Toneshifterz is an undisputed hardstyle legend. With multiple releases on Fusion Records, Central Station Records, Q-Dance and WE R, as well as a massive festival sets at the likes of Defqon.1, we were pumped to enlist his talents again to mix Disc 3 of Maximum Bass Unleashed. Before he got down to business mixing, we asked for his top 5 hardstyle production tips, and boy did he deliver.
This is the hardest part of all hardstyle production! Making the kick and getting it right is the most essential part of the process. If the kick is not right then the whole track will be out of whack. How to make it?? Well there's no real one way to do it, but the general idea is to first of all, make the overall character of the kick using a stock 909 and layering EQ and distortion (which you should be sitting in the mid range 200hz – 1000khz), but only little by little - not too much distortion straight away. The idea is to be progressive with distorting and aggressive with EQing.
That's the general idea, until you get a nice character and movement in the sound. Next you want to split your kick into layers; top fuzzy and buzzy layer, then your character layer and then your sub layer. Now these layers of course can be broken down into further layers, and you can use other things to make those layers such as go back to the original 909 and create further layers by changing the parameters of your current strip, then you can slowly see the process of the kick taking place. It shouldn't be taken lightly! I mean, you can go and sample the latest Noisecontrollers kick if you want, but you may get slammed for it and no one will really take you seriously if you want to make headlines. But, if you really want to stand from the rest then put in the hard yards with your own kicks and then you will develop your own sound!
This is something that comes in time; your ears need to adjust! Every time you make a breakthrough in your mixdowns your ears will learn from the process. It's through practice and learning about what to listen out for which will help you. Referencing is key, getting some really well produced tracks and comparing your mix, making sure you know how loud vocals, kicks, claps, snares, etc. should be in the mix.

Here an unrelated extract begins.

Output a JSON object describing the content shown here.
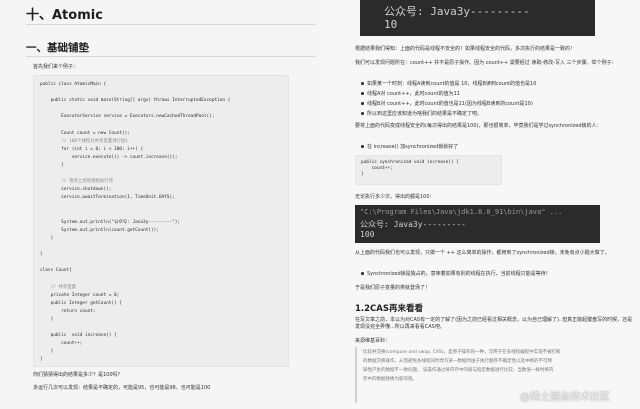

With leads there are no rules! You can make it out of anything. Now of course it's much easier to get a particular traditional hardstyle sound from Hardware synthesisers such as the Access Virus Collections, or the JP8080. But these days where technology is progressing fast, there are new synths, which can allow you to make sounds, which are just as thick! The trick to the big traditional hardstyle lead is the Hypersaw in the Virus TI and taking advantage of using all the voices and detuning to come up with a thick sound. You can also use simple saw or Square waves distort them and EQ before distortion with resonant peaks, which I do, and also Corey (CODE BLACK) does quite abit. Sometimes you can get a really nice character to the sound. Offcourse Reverb and Delays bring the sound to life. Muck around, you never know what you might come up with!
With percussion in hardstyle, for the typical hardstyle sounds, you can use some 909 snares claps, rides crashes. I like to make a lot of stuff from scratch, for example using some distortion on 909 claps with a really short reverb pre distortion and cutting the lows. Otherwise you alternatively make your own samples by recording percussion or downloading sample packs which I'm sure everyone already does!!
Persistence is so key it's not funny! You really need to keep it up and keep putting those hard yards into writing and producing if you want to get somewhere! In order to get noticed you need to get exposure, and you need to persist to get exposure! You will get better in the studio as long as you keep doing it and learning more about production! Keep it up and hope there are some new hardstyle talents who will be rising up to the global stage.